As Turkey awaits Brussels' decision to open concrete talks on its membership bid, experts fear that the divisive debate on Ankara's entry has already thrown a pall on the bloc's enlargement euphoria.
The debate on Turkey's EU entry has often centered on religion
On October 6, the European Commission is expected to recommend that Ankara get the green light to open EU membership negotiations. The decision will be viewed as a victory in Turkey, which has been on a reform drive in past years to fulfill EU accession criteria.
But, Brussels' formal decision next week is not expected to silence the at times bitter and divisive debate within the EU on whether Turkey should be invited to join the bloc.
Turkish immigrants dressed in traditional costume during carnival in Cologne, Germany
The EU is expected to cite 2015 as the first realistic date at which Turkey could enter the 25-nation bloc. Both opponents and proponents of Ankara's membership bid are thus likely to dig in their heels for years to come and thrash out the pros and cons of the large Muslim-dominated nation joining the bloc.
But some fear that the debate on EU membership for Turkey is not just outdated, but also harmful.

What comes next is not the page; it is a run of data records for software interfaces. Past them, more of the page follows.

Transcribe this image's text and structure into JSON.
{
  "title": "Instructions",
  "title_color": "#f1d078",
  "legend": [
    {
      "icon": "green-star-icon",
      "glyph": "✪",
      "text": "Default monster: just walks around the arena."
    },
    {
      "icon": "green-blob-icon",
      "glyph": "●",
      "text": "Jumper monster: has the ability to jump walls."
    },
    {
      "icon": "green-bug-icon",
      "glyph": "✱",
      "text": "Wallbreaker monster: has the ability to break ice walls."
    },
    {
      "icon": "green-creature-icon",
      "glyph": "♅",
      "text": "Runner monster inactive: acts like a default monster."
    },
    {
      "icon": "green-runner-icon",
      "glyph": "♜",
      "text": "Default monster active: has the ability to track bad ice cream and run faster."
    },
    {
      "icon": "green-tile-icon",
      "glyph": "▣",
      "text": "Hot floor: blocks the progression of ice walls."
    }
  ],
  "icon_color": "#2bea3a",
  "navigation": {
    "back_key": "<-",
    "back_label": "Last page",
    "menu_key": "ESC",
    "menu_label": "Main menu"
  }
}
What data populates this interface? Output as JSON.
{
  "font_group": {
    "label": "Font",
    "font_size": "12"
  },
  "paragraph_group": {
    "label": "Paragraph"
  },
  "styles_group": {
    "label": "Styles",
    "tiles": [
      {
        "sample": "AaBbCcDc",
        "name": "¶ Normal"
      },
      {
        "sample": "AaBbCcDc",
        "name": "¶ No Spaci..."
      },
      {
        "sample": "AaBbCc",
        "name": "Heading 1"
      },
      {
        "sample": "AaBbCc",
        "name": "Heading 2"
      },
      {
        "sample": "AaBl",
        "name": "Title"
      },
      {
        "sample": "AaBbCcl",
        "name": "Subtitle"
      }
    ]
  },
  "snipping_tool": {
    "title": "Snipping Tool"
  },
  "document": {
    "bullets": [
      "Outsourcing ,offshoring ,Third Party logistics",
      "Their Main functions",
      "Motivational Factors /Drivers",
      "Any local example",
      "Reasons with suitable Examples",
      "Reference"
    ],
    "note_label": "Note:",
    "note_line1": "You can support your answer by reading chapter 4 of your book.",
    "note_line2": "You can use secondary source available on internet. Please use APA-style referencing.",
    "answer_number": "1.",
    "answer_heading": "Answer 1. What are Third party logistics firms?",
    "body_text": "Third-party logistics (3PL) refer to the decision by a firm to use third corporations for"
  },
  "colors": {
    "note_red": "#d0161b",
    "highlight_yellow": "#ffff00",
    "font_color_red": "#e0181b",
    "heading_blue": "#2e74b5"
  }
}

Erhard Busek, coordinator of the Stability and Growth Pact for South-eastern Europe said ever since the decision of the EU summit in 2002, it's been clear that Turkey would get a full-fledged membership and not an alternative form of cooperation with the EU as skeptics are demanding.
"One can debate about Turkey. But, in reality, the issue has already been decided," Busek told Deutsche Welle. "The only problem is that the individual governments and leaders in the EU haven't explained the issue well in their home countries. And that could cause a number of difficulties," he said.
EU at the end of its tether
However, German EU parliamentarian and member of the conservative EVP, Elmar Brok, said he saw difficulties elsewhere.
Brok said the European Union was at the end of its tether after the last large wave of expansion -- where ten mainly former communist eastern European countries joined the bloc -- and the tough negotiations over a constitution. Consolidation is now on the agenda; the EU must focus on internal stabilization, Brok said.
"I don't want the current 25-member Union once again disintegrating into various categories," Brok said. "But rather, the constitution which we agreed upon in summer, should also have some substance. But it can only have that if the EU has internal negotiating capacity," he added. "It's of no use to allow the EU to just become bigger and along with it, internally weaker."
EU full up
Meglena Kuneva, Bulgarian Minister for European Affairs, right with European Commission President Romano Prodi and Enlargement Commissioner Günter Verheugen
But it's already clear that EU expansion isn't going to stop at the entry of the ten eastern European nations. Bulgaria and Romania have already been promised entries by 2007.
According to Elmar Brok, the two countries differ from Turkey as far as membership goes. "In the case of Romania and Bulgaria, entry negotiations have almost been concluded. Here, if they satisfy entry criteria by 2007, the EU has to fulfill its promises of membership," Brok said. "But it also shows that we're full up. And that's why we need to apply the brakes here (in Turkey's case)."
At the latest, after Croatia's entry, the EU must ask itself whether it wants to expand further at all, Brok said. He added that in Turkey's case, one shouldn't make overhasty mistakes but rather take time and see whether both sides had done their homework in two to three years.
Leaving the past behind
But, even though Romania and Bulgaria's entry into the EU look like a done deal, the perception there is that enlargement euphoria in the EU has largely evaporated.
Maria Ligor of the Romanian Foreign Ministry said she reckoned that Brussels would pay more stringent attention to whether her country was fulfilling the enlargement criteria than has been the case with the current new members.
Ligor is clear, however, that Bucharest would have no fundamental doubts against Turkey's EU entry as long as the country met the necessary criteria. She said that negative emotions such as memories of the Ottoman Empire were a thing of the past.
"The relationship to Turkey has been strongly transformed. We work closely together with Turkey, especially in the south-eastern European region, in the Black Sea region," Ligor said. "What's important is to drive forward the democratization process in the Caucasus. The new relationship has pushed the past into the shadows."